Scarves: Feel Like a Schoolboy Again

J Press schoolboy

I like scarves. They’re utilitarian, of course. Wrap one around your neck to keep off the cold and wind. But they’re also a way to sneak some color and pattern into even a casual ensemble. I think I’ve been hooked since Tom Baker wore his in old Doctor Who episodes when I was a kid.

Scarves come in variety of types, but one of the most traditional and classic is the schoolboy scarf. Schoolboy scarves are so called because of their association with colleges and prep schools. They are made of vertical stripes of contrasting woven wool, typically incorporating an institution’s signature colors, sometimes with an added school crest.

The primary maker of the traditional schoolboy scarf is Cambridge, England based Luke Eyres. The company says the scarves were born during wartime privation, proper wool yarn being unavailable for proper knit scarves. They developed the sewn vertical stripe design using woven wool fabric, and offered it to Cambridge’s colleges in lieu of the knit versions. When World War II was over, the colleges opted to keep the new schoolboy scarves.

Schoolboy labels

Soon other colleges began adopting them, including colleges and universities across the pond in the United States, particularly Ivy League institutions. The legendary J. Press, the shop so closely associated with Ivy League prep, became the go-to shop for American schoolboy scarves. It’s still a signature item for them.

Not everyone’s alma mater has an official schoolboy scarf, but I give you permission to cheat and choose one that uses your school’s colors. I found that a small private school in Connecticut used the colors of my own University of Kentucky in its schoolboy scarf, and grabbed one during a seasonal sale from J. Press several years ago. It’s a favorite during the winter months.

There few places to buy a quality schoolboy scarf. In the U.S., O’Connell’s Clothing is a reliable option, and seems to source from Luke Eyres. (Also take a look at Smart TurnoutRyder & Amies, and The Tie & Scarf Company.) Other classic designs such Argyle & Sutherland are also available in schoolboy scarf design, so these days the options are limitless. Luke Eyres will even make one up to your custom order. 

With the cold weather of winter ahead of us, schoolboy scarves are a great way to show loyalty to the alma mater while adding a bit of traditional style as well.

Schoolboy stack

The Sport of Kings: My Latest at No Man Walks Alone

Polo - vintage

The word “polo” is inextricably linked to menswear, but there’s more to the connection than a ubiquitous clothing brand with an easily recognizable logo.
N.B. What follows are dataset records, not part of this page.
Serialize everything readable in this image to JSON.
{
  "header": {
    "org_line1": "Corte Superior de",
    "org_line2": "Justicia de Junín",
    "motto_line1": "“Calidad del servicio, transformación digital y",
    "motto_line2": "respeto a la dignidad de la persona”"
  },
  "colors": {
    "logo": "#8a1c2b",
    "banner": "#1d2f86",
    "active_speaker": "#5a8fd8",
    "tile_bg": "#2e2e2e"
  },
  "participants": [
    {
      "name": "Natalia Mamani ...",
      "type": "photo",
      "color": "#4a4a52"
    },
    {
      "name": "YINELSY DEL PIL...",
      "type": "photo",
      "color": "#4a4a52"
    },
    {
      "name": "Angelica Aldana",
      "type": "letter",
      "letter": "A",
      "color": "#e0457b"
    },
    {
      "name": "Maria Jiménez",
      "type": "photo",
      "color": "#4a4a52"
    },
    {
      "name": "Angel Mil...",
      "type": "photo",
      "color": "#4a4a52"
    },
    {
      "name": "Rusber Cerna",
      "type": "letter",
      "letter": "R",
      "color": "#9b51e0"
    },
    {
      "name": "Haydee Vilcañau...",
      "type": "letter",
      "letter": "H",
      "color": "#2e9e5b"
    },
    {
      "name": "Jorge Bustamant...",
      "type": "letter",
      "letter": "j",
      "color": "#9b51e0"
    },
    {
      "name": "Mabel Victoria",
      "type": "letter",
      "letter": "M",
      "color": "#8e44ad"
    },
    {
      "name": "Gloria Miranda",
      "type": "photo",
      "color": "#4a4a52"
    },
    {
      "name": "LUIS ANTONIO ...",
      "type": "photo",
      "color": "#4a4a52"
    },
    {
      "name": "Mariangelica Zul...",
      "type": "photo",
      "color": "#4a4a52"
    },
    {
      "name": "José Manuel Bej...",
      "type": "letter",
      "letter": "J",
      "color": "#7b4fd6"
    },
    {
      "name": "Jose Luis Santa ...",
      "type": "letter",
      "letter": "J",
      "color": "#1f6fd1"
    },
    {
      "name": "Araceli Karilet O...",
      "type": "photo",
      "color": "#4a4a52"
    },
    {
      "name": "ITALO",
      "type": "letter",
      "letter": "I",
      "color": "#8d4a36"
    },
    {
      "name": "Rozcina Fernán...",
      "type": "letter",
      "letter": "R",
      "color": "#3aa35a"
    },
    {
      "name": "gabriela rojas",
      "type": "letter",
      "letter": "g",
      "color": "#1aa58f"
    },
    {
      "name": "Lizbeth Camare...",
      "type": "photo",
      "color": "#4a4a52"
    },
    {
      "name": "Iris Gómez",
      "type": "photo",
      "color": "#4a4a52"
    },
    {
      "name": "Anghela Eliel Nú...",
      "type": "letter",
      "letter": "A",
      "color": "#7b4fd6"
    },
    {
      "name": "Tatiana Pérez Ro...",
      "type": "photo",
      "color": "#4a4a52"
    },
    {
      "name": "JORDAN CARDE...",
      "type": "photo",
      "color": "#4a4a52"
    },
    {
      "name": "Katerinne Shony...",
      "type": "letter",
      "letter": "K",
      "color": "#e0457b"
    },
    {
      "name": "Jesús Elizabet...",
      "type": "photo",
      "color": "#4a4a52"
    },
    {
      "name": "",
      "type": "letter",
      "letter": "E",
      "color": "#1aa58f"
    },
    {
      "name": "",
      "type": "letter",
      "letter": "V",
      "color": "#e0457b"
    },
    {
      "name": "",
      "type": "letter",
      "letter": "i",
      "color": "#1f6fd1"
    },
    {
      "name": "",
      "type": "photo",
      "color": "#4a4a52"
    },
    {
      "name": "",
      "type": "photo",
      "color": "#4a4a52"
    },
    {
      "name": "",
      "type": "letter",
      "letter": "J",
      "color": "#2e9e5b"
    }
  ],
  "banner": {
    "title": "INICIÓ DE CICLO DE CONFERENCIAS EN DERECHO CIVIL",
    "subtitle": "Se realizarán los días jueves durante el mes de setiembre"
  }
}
The game of polo, one of the world’s oldest and most venerable sports, has given us classic and iconic additions to menswear. My post exploring three of polo’s most important contributions is now up at No Man Walks Alone:

The button-down shirt collar, that most quintessentially American classic style detail, was actually borrowed from English polo players, whom John E. Brooks saw using buttons to keep their collars from flying up during play. In 1896 he introduced this new button down collar in his family’s New York shop, Brooks Brothers, and called it the polo collar. Style icons from Fred Astaire to Andy Warhol to Gianni Agnelli were famously devoted to the polo collar.

You can read it all at ‘The Sport of Kings: Polo’s Contribution to Menswear.’